(Component data from apps and pages)

########

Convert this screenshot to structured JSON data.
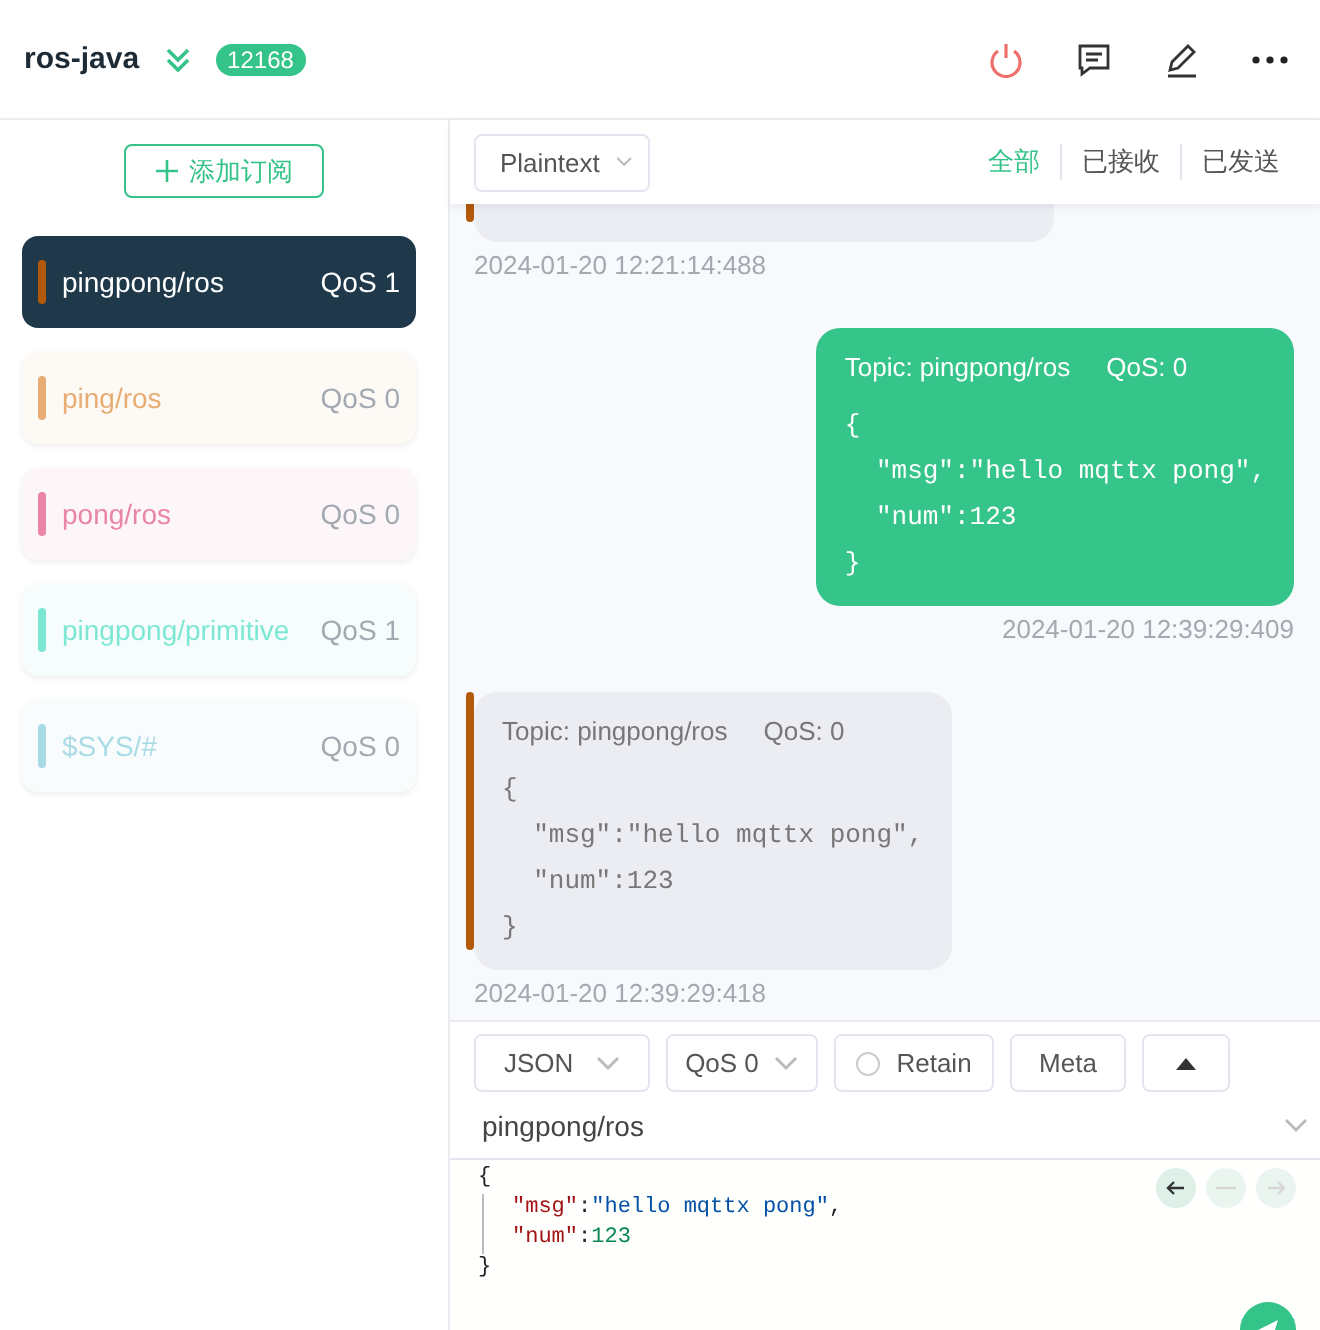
{
  "header": {
    "title": "ros-java",
    "badge": "12168"
  },
  "sidebar": {
    "add_button": "添加订阅",
    "subscriptions": [
      {
        "topic": "pingpong/ros",
        "qos": "QoS 1",
        "color": "#b35a0a",
        "selected": true
      },
      {
        "topic": "ping/ros",
        "qos": "QoS 0",
        "color": "#e8ad74",
        "selected": false
      },
      {
        "topic": "pong/ros",
        "qos": "QoS 0",
        "color": "#e985a8",
        "selected": false
      },
      {
        "topic": "pingpong/primitive",
        "qos": "QoS 1",
        "color": "#7ce8d4",
        "selected": false
      },
      {
        "topic": "$SYS/#",
        "qos": "QoS 0",
        "color": "#a9dbe6",
        "selected": false
      }
    ]
  },
  "toolbar": {
    "format": "Plaintext",
    "filters": [
      {
        "label": "全部",
        "selected": true
      },
      {
        "label": "已接收",
        "selected": false
      },
      {
        "label": "已发送",
        "selected": false
      }
    ]
  },
  "messages": [
    {
      "kind": "received",
      "partial": true,
      "time": "2024-01-20 12:21:14:488"
    },
    {
      "kind": "sent",
      "partial": false,
      "topic": "Topic: pingpong/ros",
      "qos": "QoS: 0",
      "lines": [
        "{",
        "  \"msg\":\"hello mqttx pong\",",
        "  \"num\":123",
        "}"
      ],
      "time": "2024-01-20 12:39:29:409"
    },
    {
      "kind": "received",
      "partial": false,
      "topic": "Topic: pingpong/ros",
      "qos": "QoS: 0",
      "lines": [
        "{",
        "  \"msg\":\"hello mqttx pong\",",
        "  \"num\":123",
        "}"
      ],
      "time": "2024-01-20 12:39:29:418"
    }
  ],
  "composer": {
    "format": "JSON",
    "qos": "QoS 0",
    "retain": {
      "label": "Retain",
      "checked": false
    },
    "meta_button": "Meta",
    "topic": "pingpong/ros",
    "editor_lines": [
      [
        {
          "kind": "punct",
          "text": "{"
        }
      ],
      [
        {
          "kind": "key",
          "text": "\"msg\""
        },
        {
          "kind": "punct",
          "text": ":"
        },
        {
          "kind": "string",
          "text": "\"hello mqttx pong\""
        },
        {
          "kind": "punct",
          "text": ","
        }
      ],
      [
        {
          "kind": "key",
          "text": "\"num\""
        },
        {
          "kind": "punct",
          "text": ":"
        },
        {
          "kind": "number",
          "text": "123"
        }
      ],
      [
        {
          "kind": "punct",
          "text": "}"
        }
      ]
    ]
  }
}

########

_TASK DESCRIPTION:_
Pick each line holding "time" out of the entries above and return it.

_SOLUTION TO THE PROBLEM:_
      "time": "2024-01-20 12:21:14:488"
      "time": "2024-01-20 12:39:29:409"
      "time": "2024-01-20 12:39:29:418"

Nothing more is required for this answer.